A method is described for quantitative analysis of the pyrimidopurinone adduct (M1G) arising from reaction of malondialdehyde (MDA) with DNA. DNA samples treated with MDA are reduced with sodium borohydride and hydrolyzed with 0.1 N HCl. The bases released are isolated by solid-phase extraction and analyzed by high-performance liquid chromatography with electrochemical detection. 5,6-Dihydro-M1G (H2M1G) is detected with a glassy carbon electrode at an applied potential of 700 mV vs Ag/AgCl. At this potential, interference from normal deoxynucleoside bases is low. The limit of detection of H2M1G eluted from an HPLC column is 100-200 fmol. The method described should be useful for quantitation of M1G in a variety of DNA samples and biological fluids.
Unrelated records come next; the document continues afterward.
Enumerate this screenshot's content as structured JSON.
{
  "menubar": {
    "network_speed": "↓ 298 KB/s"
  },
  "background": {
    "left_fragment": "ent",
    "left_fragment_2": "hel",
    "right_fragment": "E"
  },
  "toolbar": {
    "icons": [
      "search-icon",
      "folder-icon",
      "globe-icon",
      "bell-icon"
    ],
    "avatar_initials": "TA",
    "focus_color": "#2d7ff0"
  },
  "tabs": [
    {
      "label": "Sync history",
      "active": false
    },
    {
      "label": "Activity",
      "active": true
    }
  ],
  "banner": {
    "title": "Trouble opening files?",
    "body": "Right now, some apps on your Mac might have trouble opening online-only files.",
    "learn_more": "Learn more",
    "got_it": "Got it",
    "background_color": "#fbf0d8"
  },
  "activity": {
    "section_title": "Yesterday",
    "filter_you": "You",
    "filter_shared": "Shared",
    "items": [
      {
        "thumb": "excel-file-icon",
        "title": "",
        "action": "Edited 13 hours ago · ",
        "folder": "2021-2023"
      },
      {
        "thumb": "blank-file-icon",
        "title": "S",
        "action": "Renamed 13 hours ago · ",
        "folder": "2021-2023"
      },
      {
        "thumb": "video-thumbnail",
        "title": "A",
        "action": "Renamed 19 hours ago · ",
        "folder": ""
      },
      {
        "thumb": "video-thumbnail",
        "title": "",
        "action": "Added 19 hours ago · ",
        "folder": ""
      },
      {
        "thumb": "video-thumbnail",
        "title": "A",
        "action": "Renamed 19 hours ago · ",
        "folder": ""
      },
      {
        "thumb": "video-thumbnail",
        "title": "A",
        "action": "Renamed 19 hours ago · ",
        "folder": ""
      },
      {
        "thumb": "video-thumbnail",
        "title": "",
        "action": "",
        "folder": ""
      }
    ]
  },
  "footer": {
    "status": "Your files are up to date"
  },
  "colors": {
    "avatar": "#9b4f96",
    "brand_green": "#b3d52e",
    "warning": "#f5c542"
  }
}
We have shown previously that periodate oxidation of collagen carbohydrate does not affect its ability to aggregate platelets. We now describe an additional characterization of periodate-modified collagen which demonstrates that collagen devoid of intact carbohydrate is fully capable of fibril formation, and we confirm its capacity to initiate platelet aggregation. Furthermore, we demonstrate that the platelet aggregating abilities of Types I, II, and III fibrillar collagen are quite similar despite differences in carbohydrate content and amino acid sequence. We also demonstrate that monomeric, pepsin-solubilized Type I human collagen is ineffective inhibiting aggregation by performed fibrils derived from the same molecule, thus establishing that the affinity of platelets for collagen depends upon prior polymerization of collagen. We interpret these and other findings to demonstrate that the hydroxylysyl glycoside regions of collagen are not highly specific sites involved in platelet-collagen interactions leading to "physiological" aggregation, and that the possibility must be considered that multiple interactions involving collagen sites of comparatively low structural specificity may be the initiating events in release of platelet ADP and the ensuing aggregation.